Connecticut’s first retail recreational marijuana sales are scheduled for Tuesday.

Nine medical marijuana operators have successfully completed the steps needed to expand their businesses to include the new market for adults 21 and over. As many as 40 more retailers, along with dozens of other marijuana-related businesses, could open by the end of 2023.

Kristin Souza, a marijuana advocate and owner of Sugar Leaf Boutique in Middletown, said some retailers are expecting long lines.

“It has happened in other states almost every time,” Souza said, referring to the first day of recreational marijuana sales. “There were people that were excited about it, and they were sleeping outside to get in.”
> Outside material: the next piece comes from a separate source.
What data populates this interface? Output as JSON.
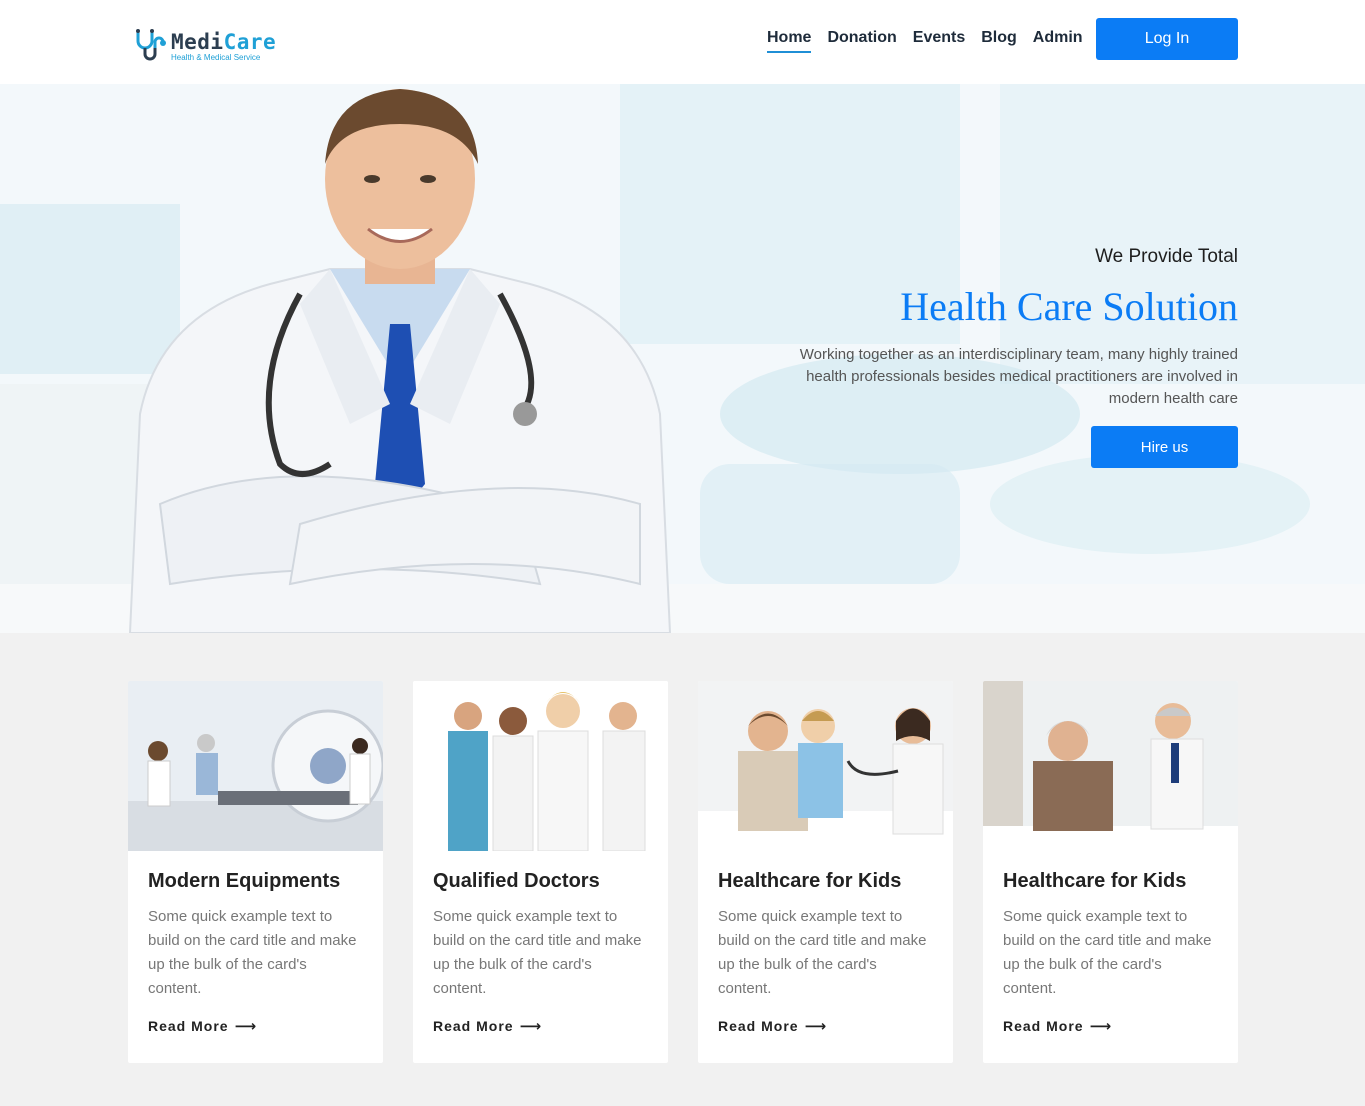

The state Department of Consumer Protection said initial recreational sales will be limited to 1/4-ounce of cannabis flower, or its equivalent, per transaction. Those transaction limits will be reviewed over time, but they are in place to ensure adequate supply for both adult-use consumers and medical marijuana patients, who are allowed to purchase up to 5 ounces per month.

Even though there are transaction limits, state officials said dispensaries will not track each sale.

“So a customer could potentially go to one dispensary, get their quarter-ounce and then go to another dispensary,” Souza said.

Medical marijuana dispensaries in New Haven, Branford, Torrington, Newington, Stamford, Willimantic, Danbury, Montville and Meriden successfully completed the necessary steps to convert to a “hybrid license” and therefore will be allowed on Jan. 10 at 10 a.m. to sell cannabis products to all adults — not just people with medical marijuana cards.

They have also met local zone requirements. Roughly 50 of the state’s 169 cities and towns have so far issued a prohibition or moratorium on cannabis establishments.

This story was originally published Jan. 8, 2023, by Connecticut Public. The Associated Press contributed to this report.